solid, no significant changes. Something new is that Flambeau narrates a sword duel between two characters, and it's great. #ItalianStyle

8- The Perishing of the Pendragons

solid. 1 change is that a woman is removed entirely. She's not a totally insignificant character and her existence has some interesting implications for another character. That other character appears only at the end of the story anyway, after all is said and done. The mystery is unchanged. To be fair, I'm not sure how they could have written her in anyway.

9- The Arrow of Heaven

solid, no real changes besides one character pointlessly simping for American Indians, whereas in the original story, he's just a war veteran recounting how skilled they were at killing Whites-- which actually had something to do with the story.

10- The Mistake of the Machine

An American scientist is changed into a complete fool with zero good ideas. Baffling decision, and idk if it was out of disdain for Americans or for Chesterton's finding of flaws in scientific innovation.

11- The Curse of the Golden Cross

The story is tweaked to remove criticism of jewish moneylenders abusing Christians, and a female voice actress is given new dialogue to sound demonically-delighted at the prospect of a jew being harmed. One other, minor, change is a would-be murderer stalking a man through a cave-- in the book, he outright tells him he won't attack yet because his prey is also armed, but promises to kill him eventually: then continues to simply stalk him at a distance all the way back to the outside, and is not seen again by his victim. In the radio play, the stalker does have a creepy voice, but also just open-fires and misses as the guy runs away, which is less creepy.

12- Actor and Alibi

can't comment, didn't read this one

13- The Absence of Mr. Glass

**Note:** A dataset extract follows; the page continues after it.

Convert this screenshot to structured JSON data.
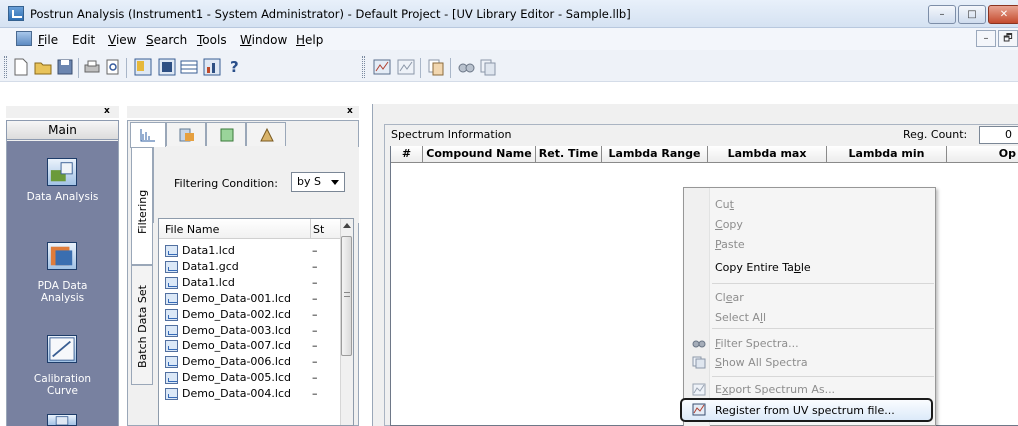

A criminologist named Dr. Orion Hood, who I've both seen asserted is based on Sherlock Holmes or actually *is* Sherlock Holmes-- well, in fact actually *is* Sherlock Holmes now. Having never read any Sherlock Holmes, I can't comment on that. But the BBC decided he's Sherlock Holmes now. Instead of Father Brown coming to him for help, Hood and Flambeau summon Brown. While the original Hood takes several jabs at religion, Sherlock Holmes-Hood does not. The rest remains fairly accurate-- Orion Holmes, or Sherlock Hood, making brilliant deductions, painting vivid pictures of the crime based on the smallest possible bits of evidence, and ending up being magnificently wrong.